Becoming an ophthalmologist requires approximately twelve years of education and training, including four years of undergraduate education, four years of medical school, and a three to four-year residency.
3. Can optometrists perform eye surgeries?
Optometrists are not trained to perform surgical procedures. They focus on diagnosing and managing eye conditions, prescribing eyeglasses or contact lenses, and providing primary eye care.
4. Can ophthalmologists prescribe glasses and contact lenses?
Yes, ophthalmologists are qualified to prescribe glasses and contact lenses. However, their primary focus is on surgical interventions and managing complex eye conditions.
5. Are optometrists and ophthalmologists considered doctors?

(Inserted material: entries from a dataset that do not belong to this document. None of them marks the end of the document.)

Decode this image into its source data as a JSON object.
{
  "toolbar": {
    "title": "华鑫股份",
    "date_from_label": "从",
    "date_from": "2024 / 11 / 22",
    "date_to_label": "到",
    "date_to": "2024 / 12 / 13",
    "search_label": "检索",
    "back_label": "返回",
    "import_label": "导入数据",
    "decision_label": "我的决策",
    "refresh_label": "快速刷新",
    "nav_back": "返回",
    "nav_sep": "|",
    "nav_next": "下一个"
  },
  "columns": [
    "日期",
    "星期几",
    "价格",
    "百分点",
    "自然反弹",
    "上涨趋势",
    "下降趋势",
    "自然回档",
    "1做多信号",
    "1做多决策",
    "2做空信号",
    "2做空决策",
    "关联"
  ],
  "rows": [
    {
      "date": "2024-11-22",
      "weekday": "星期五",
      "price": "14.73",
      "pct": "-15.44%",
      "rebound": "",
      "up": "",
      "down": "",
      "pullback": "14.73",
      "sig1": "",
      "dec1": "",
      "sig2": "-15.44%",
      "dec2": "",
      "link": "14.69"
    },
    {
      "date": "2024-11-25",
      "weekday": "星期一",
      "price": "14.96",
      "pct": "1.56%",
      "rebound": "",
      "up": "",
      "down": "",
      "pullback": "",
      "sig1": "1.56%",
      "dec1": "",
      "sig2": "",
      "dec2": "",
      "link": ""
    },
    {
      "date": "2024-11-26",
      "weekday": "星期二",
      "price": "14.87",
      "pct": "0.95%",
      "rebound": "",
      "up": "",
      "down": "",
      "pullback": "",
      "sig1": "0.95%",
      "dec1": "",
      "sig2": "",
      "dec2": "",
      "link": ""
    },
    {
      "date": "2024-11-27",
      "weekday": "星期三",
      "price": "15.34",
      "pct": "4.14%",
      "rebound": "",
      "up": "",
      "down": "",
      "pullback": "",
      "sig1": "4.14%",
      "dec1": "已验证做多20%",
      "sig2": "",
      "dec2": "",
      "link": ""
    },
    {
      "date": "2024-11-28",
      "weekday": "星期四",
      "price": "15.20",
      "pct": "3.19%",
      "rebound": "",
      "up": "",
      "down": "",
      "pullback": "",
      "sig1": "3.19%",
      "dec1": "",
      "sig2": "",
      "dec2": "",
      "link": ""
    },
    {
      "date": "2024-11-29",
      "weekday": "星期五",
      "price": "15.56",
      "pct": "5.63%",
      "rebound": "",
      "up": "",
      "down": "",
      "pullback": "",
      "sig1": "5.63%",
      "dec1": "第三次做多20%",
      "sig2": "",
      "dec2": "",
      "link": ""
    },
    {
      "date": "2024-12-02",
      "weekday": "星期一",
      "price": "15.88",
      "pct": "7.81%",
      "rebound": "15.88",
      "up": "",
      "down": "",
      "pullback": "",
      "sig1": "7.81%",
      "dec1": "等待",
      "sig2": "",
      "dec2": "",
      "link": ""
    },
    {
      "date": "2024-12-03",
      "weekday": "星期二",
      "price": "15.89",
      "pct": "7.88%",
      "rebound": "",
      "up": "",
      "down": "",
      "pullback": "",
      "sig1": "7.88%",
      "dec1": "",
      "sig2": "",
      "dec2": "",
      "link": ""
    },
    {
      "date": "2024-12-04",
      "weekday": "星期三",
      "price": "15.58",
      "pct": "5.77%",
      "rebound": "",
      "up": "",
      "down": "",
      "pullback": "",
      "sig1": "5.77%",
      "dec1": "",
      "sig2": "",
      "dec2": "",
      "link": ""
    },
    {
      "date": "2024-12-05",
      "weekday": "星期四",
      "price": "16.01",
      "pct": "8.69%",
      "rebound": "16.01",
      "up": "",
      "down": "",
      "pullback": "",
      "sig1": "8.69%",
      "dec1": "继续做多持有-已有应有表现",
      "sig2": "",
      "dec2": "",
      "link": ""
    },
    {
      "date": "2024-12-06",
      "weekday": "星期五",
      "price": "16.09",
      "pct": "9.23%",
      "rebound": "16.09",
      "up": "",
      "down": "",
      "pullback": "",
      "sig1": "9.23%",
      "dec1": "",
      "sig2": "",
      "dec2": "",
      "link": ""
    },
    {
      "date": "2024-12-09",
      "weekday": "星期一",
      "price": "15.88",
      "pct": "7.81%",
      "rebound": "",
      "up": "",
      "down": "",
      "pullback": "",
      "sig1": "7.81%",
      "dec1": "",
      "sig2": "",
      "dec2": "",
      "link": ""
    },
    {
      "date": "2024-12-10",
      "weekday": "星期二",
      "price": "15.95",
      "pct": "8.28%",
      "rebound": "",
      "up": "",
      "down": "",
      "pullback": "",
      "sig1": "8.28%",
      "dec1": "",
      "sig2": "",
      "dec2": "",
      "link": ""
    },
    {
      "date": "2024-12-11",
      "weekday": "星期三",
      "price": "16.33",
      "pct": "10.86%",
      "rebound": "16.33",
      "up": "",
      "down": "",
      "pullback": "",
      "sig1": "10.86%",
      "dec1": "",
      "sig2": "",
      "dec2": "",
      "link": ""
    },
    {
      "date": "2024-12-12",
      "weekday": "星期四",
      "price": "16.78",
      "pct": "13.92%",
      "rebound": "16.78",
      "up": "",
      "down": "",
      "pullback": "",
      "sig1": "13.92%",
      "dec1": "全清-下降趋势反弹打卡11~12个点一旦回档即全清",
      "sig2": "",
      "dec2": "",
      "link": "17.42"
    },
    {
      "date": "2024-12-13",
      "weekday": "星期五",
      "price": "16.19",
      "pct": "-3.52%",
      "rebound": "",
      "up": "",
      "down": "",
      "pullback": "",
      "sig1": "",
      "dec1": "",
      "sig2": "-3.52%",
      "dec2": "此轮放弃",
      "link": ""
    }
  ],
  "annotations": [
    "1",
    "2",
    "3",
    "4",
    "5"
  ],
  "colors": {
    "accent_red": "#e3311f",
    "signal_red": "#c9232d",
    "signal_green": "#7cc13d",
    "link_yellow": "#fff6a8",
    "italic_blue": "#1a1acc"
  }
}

Yes, both optometrists and ophthalmologists are considered doctors. Optometrists hold a Doctor of Optometry (OD) degree, while ophthalmologists hold a Doctor of Medicine (MD) degree.
6. How competitive are optometry and ophthalmology programs?
Both optometry and ophthalmology programs are highly competitive. Admission requirements vary, but strong academic performance, solid test scores, and relevant experience are important factors.
7. Do optometrists and ophthalmologists need to continue their education?
Yes, optometrists and ophthalmologists are required to participate in continuing education to stay updated with the latest advancements in their field and maintain their licensure.
8. Can optometrists specialize in a specific area?
While optometrists can pursue advanced training and residencies to specialize in areas like contact lenses, vision therapy, or ocular disease, their scope of practice is generally broader than that of ophthalmologists.
9. What is the average salary of an eye doctor?
The average salary of an eye doctor varies depending on factors such as location, experience, and specialization. According to the U.S. Bureau of Labor Statistics, the median annual wage for optometrists was $115,250 in May 2020.
10. Can optometrists and ophthalmologists prescribe medications?
Yes, both optometrists and ophthalmologists are authorized to prescribe medications for eye-related conditions.
11. Do optometrists and ophthalmologists work together?
Yes, optometrists and ophthalmologists often collaborate to provide comprehensive eye care. Optometrists may refer patients to ophthalmologists for surgical interventions or specialized treatments when necessary.
Becoming an eye doctor requires dedication, commitment, and a genuine passion for helping others maintain optimal eye health. Whether pursuing optometry or ophthalmology, the journey to becoming an eye doctor is a rewarding one, offering opportunities to positively impact people’s lives through the gift of sight.